YOUR INSTRUCTIONS => Find the lines holding the string "icon" in the data, then copy all of them.

EXERCISE INPUTS =>
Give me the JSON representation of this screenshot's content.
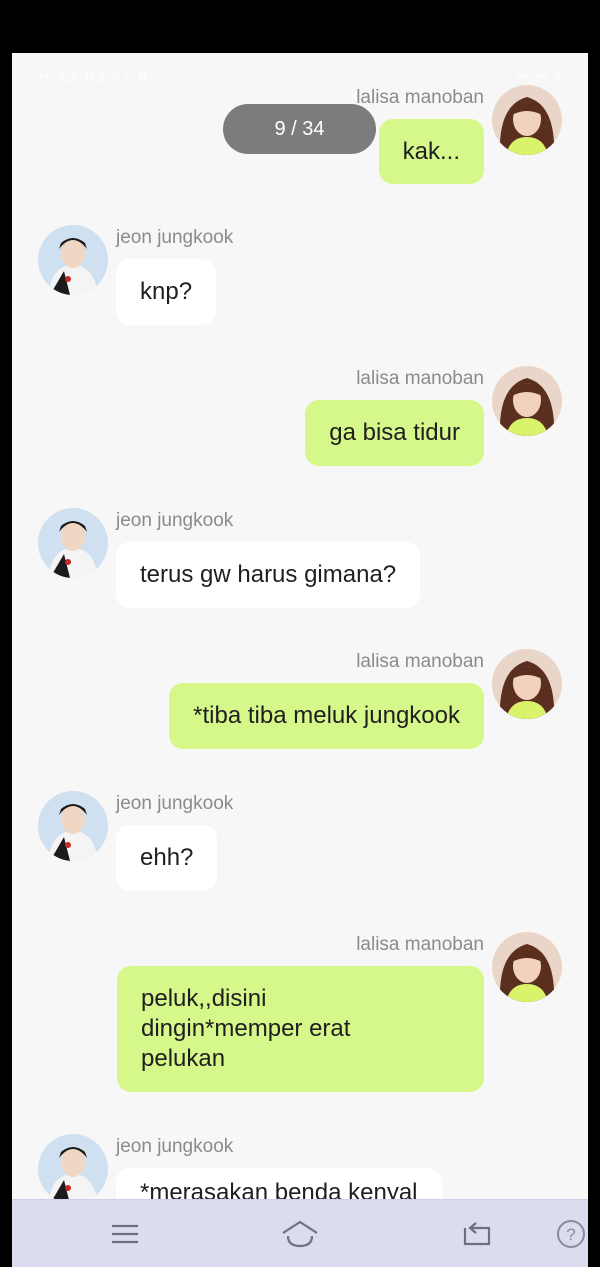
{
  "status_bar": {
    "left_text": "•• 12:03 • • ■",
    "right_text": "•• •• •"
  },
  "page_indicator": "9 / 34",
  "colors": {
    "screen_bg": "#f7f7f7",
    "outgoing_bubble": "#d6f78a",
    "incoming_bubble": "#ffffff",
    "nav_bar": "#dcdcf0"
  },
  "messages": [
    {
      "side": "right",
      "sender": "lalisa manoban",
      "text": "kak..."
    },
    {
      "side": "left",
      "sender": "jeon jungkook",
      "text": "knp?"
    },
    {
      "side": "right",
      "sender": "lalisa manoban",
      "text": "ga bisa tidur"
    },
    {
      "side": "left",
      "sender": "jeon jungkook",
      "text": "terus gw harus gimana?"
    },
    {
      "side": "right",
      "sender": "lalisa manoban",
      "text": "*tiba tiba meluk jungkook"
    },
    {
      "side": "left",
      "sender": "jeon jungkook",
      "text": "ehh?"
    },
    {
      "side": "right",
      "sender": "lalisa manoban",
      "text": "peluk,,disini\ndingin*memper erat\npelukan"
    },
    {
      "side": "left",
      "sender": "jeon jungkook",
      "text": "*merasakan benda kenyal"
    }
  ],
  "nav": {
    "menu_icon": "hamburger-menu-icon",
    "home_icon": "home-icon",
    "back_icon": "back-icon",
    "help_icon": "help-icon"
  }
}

RESPONSE FOR THIS EXERCISE =>
    "menu_icon": "hamburger-menu-icon",
    "home_icon": "home-icon",
    "back_icon": "back-icon",
    "help_icon": "help-icon"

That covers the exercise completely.